I have dwelt on the loyalty oath partly in order to emphasize the fact that the Revolution meant the dissolution of one civil state and the establishment of a new one. In such a situation, what liberties are civil liberties? “Civil” implies an organized society, one with a government having both the authority and the power to govern. It implies a society in which internal order, security, and domestic tranquility are the rule and not the exception. These are the prerequisite conditions for the enjoyment of civil liberties, and they in turn rest on the existence of nearly universal and willing consent to a competent government. Anarchy and civil liberty are not compatible.

These are fundamental factors which Mr. Levy ignores. His standards for judging Jefferson are those of the modern libertarian who takes comfortably for granted both the success of the Revolution and the continued durability of republican government. Jefferson did not. He was aware that an ordered society is not an easy, automatic human achievement, and that a constitutional republic is a very rare accomplishment indeed. The attempt to establish the latter, combined with a new and complex form of federalism, was regarded by the men immediately concerned as a great and novel experiment, the outcome of which was uncertain. Mr. Levy knows that the experiment was a success and apparently is unable to conceive that it might not have been.


This lack of imagination is strikingly obvious in his treatment of Jefferson’s attitude toward the press. Jefferson had always thought that a republican government depended upon an informed electorate, and that a free press was necessary to accomplish the latter. The experiences of the 1790’s and thereafter led him to fear that the press, because of irresponsibility, was not carrying out its proper function, and therefore the foundation of republican government (the form most likely to secure the enjoyment of civil liberties) was in jeopardy. What to do? He thought that a few exemplary prosecutions for libel in state courts might induce the papers to be more truthful, but he did not press this solution very vigorously. He explained why in the Second Inaugural. He was interested in seeing whether a government could prove itself to the people even in the face of “falsehood and defamation.” Perhaps it was possible that a republican government could operate and endure even without a responsible press. It was worth a risk, but not the total risk of a final renunciation of the weapon of state court prosecutions. Jefferson therefore sat on the fence for awhile, seeking for a definition of freedom of the press that was compatible with a secure and stable republic. Mr. Levy is certain of the answer, but this is so partly because Jefferson, as the man on the spot, was willing to live with uncertainty.

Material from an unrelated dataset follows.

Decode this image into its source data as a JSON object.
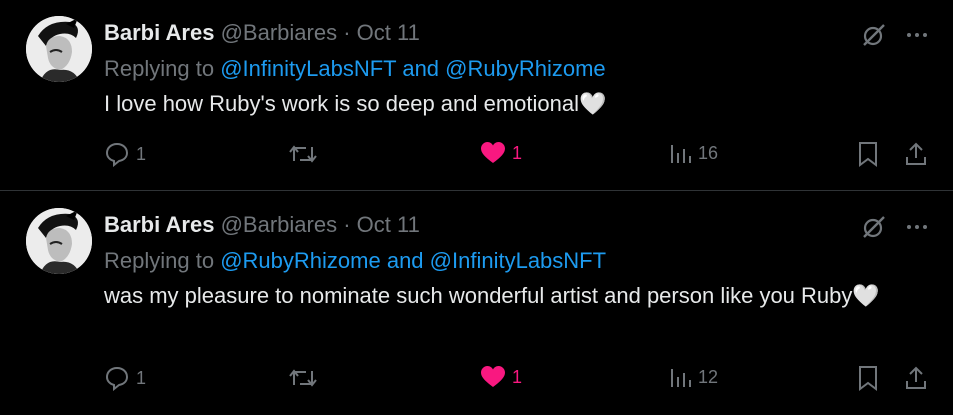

It is this Jefferson who appears to have escaped Mr. Levy, the Jefferson who was constantly concerned with the operative conditions and methods of a free society. He thought about the proper economic foundations for republican government, about its ethical basis, about the relationship between consensus and democracy, about the psychological prerequisites of freedom. Not even the “darker side” of his record on civil liberties can be understood without consideration of this Jefferson, and he is missing from Mr. Levy’s book. This is scrapbook history, and it is not good enough either for Jefferson or for the study of liberty in America.

This Issue

November 14, 1963